We half-ass our relationships and blow through partners with a fraction of the attention we dedicate to choosing our next Netflix binge. And then we pout when our relationships end and we find ourselves at home... on a Netflix binge.
And herein lies the All-Or-Nothing paradox.
On one hand, self-actualizing relationships require time, labor, and long periods of fidgety eye contact that we're generally unwilling to give. On the other hand, when done right, this self-expressive romantic era is creating the most holistically fulfilling and emotionally intelligent partnerships in romantic history.
We've reached an electrifying and tragic crossroads where relationships can fail harder or soar higher than ever before. So how can Generation Y satisfy their desire for autonomy, novelty, and exploration, while eventually landing on the favorable side of the All-or-Nothing phenomenon?
The answer is a Hell Yeah or No approach.
Entrepreneur Derek Sivers' devised his Hell Yeah or No philosophy to simplify decision-making. The rules are simple: If an opportunity doesn't make him say, "Hell Yeah," then it's a no.
There's no place for sort of interesting, maybe fun, kind of hot, or potentially cool. There's no yes, there's no maybe, there's no "let's stew on this for a few days."
There's only F**k Yes.
And when you find the rare Hell Yeah thing, you commit to it -- sickness or health, bankruptcy or liquidity event, unshaven legs or ballgown, you commit hardcore.
In other words, make your life binary. Don't waste time on the wrong side of The Suffocation Model, but instead hold out for Hell Yeah partners. This strategy means you get to say no - a lot. Unless you have low standards, very few people should be make you say Hell Yeah.
Science says a Hell Yeah partner will have a few markers:
They Make You Less Reactive.
A Hell Yeah partner will make you less - not more - anxious. When neuroscientists delivered an electric shock to women holding their partner's hand, the women in the best relationships (measured by relationship quality) showed a significantly lower neural response to the same level of electricity than women holding the hand of a less satisfying partner.
They're More Than a Passing Addiction
A Hell Yeah partner is not your obsession of the week. Neuroscientists found that staring at pictures of both committed partners and hot-and-heavy-flings will activate the same neural reward centers as cocaine. But only when looking at pictures of a Hell Yeah partner (measured by intensity of love) did brain regions associated with reduced fear and anxiety, and greater pleasure and pain relief activate.
They Pick Up What You're Putting Down
You just get Hell Yeah partners. When neuroscientists showed women videos of their partners where reactions didn't match the emotional label, like a partner smiling on a video labeled "Sad Memory," women with Hell Yeah partners (measured by relationship satisfaction) showed increased neural processing in brain regions rich in mirror neurons than women with less satisfying relationships. Mirror neurons are responsible for empathy, suggesting we're more in tune with our partner's emotional state in a F**k Yes relationship.
You Dig Their Answers to Thirty-Six Questions
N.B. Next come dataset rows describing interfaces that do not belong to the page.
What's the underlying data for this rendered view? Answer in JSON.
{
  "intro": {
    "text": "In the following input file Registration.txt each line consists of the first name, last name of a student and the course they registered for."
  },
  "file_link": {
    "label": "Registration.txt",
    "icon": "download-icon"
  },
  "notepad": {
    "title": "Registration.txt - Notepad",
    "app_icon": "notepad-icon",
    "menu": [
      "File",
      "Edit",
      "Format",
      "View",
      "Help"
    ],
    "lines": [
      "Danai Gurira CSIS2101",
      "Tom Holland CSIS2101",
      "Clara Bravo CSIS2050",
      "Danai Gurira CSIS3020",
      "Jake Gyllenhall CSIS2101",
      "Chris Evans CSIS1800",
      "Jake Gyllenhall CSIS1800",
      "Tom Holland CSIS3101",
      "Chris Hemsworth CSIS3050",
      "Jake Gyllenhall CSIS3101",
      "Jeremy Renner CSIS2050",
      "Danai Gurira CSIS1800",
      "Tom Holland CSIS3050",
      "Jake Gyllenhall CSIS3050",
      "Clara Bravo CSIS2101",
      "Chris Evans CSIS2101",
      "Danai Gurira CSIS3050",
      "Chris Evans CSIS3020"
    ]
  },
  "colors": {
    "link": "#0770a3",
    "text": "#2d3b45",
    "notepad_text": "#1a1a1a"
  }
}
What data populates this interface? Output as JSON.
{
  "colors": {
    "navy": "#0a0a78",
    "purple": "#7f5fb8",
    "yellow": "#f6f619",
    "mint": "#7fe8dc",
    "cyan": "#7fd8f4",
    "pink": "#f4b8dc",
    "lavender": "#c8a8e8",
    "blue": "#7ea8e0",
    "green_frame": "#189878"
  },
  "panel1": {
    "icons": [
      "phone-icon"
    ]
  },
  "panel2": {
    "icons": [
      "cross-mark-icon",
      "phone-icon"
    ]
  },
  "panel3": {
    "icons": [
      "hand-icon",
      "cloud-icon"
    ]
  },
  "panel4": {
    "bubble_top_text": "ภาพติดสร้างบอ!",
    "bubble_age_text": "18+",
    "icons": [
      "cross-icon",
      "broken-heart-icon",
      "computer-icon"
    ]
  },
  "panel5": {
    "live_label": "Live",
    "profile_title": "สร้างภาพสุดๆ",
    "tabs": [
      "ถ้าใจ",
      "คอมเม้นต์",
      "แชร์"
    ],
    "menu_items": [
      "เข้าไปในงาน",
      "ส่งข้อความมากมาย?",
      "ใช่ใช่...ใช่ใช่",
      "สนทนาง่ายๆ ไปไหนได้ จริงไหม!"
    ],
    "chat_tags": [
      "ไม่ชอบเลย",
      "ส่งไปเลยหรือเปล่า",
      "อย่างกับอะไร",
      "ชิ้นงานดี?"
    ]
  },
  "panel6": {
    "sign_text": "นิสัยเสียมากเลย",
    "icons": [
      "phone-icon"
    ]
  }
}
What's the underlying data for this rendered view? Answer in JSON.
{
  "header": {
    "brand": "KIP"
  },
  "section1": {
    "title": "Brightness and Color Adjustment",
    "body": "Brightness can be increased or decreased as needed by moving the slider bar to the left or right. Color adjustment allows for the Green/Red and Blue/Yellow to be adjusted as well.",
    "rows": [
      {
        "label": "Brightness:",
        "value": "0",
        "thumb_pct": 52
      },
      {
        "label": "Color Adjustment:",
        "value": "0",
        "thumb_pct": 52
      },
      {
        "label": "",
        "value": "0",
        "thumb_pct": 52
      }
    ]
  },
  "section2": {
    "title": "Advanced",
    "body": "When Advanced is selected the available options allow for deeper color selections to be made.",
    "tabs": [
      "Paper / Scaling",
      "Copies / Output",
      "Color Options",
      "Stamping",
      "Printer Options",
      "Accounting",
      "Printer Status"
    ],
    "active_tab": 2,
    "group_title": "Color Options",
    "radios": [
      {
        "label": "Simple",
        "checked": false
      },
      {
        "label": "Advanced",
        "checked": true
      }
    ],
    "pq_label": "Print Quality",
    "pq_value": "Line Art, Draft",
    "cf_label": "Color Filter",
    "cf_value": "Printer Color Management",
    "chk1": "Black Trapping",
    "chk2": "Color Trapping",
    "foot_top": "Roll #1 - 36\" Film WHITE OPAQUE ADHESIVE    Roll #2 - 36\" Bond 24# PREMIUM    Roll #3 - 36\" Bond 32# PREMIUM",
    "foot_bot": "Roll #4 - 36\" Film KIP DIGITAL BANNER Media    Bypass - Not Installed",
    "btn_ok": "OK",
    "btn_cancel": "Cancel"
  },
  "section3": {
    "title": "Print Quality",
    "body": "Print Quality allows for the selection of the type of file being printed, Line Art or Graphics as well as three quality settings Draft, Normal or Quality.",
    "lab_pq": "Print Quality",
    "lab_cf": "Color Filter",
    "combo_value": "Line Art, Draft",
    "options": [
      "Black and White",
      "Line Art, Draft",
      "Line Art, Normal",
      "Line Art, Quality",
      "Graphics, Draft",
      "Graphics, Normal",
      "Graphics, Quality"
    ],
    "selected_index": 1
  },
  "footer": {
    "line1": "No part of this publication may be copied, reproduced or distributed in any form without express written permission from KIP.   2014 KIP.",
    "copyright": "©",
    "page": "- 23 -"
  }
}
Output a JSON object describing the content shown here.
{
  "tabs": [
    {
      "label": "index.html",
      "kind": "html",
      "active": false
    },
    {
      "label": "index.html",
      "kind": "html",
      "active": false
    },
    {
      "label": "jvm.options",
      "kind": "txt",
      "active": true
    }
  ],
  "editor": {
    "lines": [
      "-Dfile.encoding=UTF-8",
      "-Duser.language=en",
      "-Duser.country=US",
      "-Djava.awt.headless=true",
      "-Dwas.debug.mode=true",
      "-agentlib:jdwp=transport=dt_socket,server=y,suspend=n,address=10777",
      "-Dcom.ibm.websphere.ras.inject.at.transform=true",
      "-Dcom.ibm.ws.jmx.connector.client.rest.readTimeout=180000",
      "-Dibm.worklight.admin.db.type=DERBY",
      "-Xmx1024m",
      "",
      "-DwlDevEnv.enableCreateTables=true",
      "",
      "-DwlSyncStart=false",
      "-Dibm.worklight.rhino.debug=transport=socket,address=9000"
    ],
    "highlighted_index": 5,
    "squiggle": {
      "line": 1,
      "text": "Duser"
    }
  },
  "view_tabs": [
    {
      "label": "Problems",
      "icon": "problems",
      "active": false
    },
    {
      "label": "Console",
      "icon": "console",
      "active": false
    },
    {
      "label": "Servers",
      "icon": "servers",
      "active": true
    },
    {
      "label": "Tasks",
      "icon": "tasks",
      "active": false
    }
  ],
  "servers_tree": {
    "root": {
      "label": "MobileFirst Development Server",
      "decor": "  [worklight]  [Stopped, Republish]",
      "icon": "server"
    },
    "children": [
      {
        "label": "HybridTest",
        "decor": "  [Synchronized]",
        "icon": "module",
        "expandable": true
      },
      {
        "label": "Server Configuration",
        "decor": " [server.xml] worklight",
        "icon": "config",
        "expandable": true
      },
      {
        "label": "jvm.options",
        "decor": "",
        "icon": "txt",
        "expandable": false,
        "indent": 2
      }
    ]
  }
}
There's a good chance you find my neuroscience classification of a Hell Yeah partner esoteric and obnoxious, so I'll offer a pop psychology suggestion as well. Read my ramblings on Falling in Love, Being in Love & Thirty-Six Questions, inspired by the New York Times Op Ed Piece To Fall in Love With Anyone, Do This. While I don't fully buy into the idea that answering these thirty-six questions will make you fall in love with anyone, I do think it's a good way to kickstart the process. If you can't say with relative confidence that they're a Hell Yeah partner after a few hours answering these questions, they're probably a no.
So find a Hell Yeah partner and go long.
Improve your odds of being the "all" in the All-Or-Nothing Institution by being unapologetically selective. Make commitment in relationships binary: It's no or it's F**k Yes.
And take Siver's advice, "When you say no to most things, you leave room in your life to really throw yourself completely into that rare thing that makes you say "HELL YEAH!""